━━━ Available data ━━━

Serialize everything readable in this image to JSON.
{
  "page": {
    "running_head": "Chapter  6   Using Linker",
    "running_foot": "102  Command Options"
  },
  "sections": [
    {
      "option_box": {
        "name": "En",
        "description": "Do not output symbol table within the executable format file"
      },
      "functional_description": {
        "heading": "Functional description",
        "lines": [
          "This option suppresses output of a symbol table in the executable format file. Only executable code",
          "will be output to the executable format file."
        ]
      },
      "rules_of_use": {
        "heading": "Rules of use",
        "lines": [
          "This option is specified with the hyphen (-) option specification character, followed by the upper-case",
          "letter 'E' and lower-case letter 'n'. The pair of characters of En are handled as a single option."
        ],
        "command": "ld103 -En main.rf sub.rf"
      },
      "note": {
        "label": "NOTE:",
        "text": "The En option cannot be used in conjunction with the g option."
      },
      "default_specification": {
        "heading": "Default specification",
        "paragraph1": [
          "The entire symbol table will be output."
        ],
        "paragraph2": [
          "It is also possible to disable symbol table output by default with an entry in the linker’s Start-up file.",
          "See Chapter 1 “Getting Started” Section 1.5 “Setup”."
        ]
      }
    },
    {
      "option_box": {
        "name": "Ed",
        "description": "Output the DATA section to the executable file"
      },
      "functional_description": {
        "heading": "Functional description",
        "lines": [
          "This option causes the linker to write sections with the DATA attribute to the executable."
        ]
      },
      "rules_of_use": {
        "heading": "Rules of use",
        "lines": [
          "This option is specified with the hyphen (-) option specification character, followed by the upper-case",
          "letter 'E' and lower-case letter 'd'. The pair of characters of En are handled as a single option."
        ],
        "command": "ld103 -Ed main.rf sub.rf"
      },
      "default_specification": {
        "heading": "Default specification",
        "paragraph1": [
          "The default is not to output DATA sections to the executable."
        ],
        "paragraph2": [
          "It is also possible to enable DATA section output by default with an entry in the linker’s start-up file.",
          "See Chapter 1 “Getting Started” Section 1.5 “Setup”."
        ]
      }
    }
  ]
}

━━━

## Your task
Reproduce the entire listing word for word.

## Response area
Serialize everything readable in this image to JSON.
{
  "page": {
    "running_head": "Chapter  6   Using Linker",
    "running_foot": "102  Command Options"
  },
  "sections": [
    {
      "option_box": {
        "name": "En",
        "description": "Do not output symbol table within the executable format file"
      },
      "functional_description": {
        "heading": "Functional description",
        "lines": [
          "This option suppresses output of a symbol table in the executable format file. Only executable code",
          "will be output to the executable format file."
        ]
      },
      "rules_of_use": {
        "heading": "Rules of use",
        "lines": [
          "This option is specified with the hyphen (-) option specification character, followed by the upper-case",
          "letter 'E' and lower-case letter 'n'. The pair of characters of En are handled as a single option."
        ],
        "command": "ld103 -En main.rf sub.rf"
      },
      "note": {
        "label": "NOTE:",
        "text": "The En option cannot be used in conjunction with the g option."
      },
      "default_specification": {
        "heading": "Default specification",
        "paragraph1": [
          "The entire symbol table will be output."
        ],
        "paragraph2": [
          "It is also possible to disable symbol table output by default with an entry in the linker’s Start-up file.",
          "See Chapter 1 “Getting Started” Section 1.5 “Setup”."
        ]
      }
    },
    {
      "option_box": {
        "name": "Ed",
        "description": "Output the DATA section to the executable file"
      },
      "functional_description": {
        "heading": "Functional description",
        "lines": [
          "This option causes the linker to write sections with the DATA attribute to the executable."
        ]
      },
      "rules_of_use": {
        "heading": "Rules of use",
        "lines": [
          "This option is specified with the hyphen (-) option specification character, followed by the upper-case",
          "letter 'E' and lower-case letter 'd'. The pair of characters of En are handled as a single option."
        ],
        "command": "ld103 -Ed main.rf sub.rf"
      },
      "default_specification": {
        "heading": "Default specification",
        "paragraph1": [
          "The default is not to output DATA sections to the executable."
        ],
        "paragraph2": [
          "It is also possible to enable DATA section output by default with an entry in the linker’s start-up file.",
          "See Chapter 1 “Getting Started” Section 1.5 “Setup”."
        ]
      }
    }
  ]
}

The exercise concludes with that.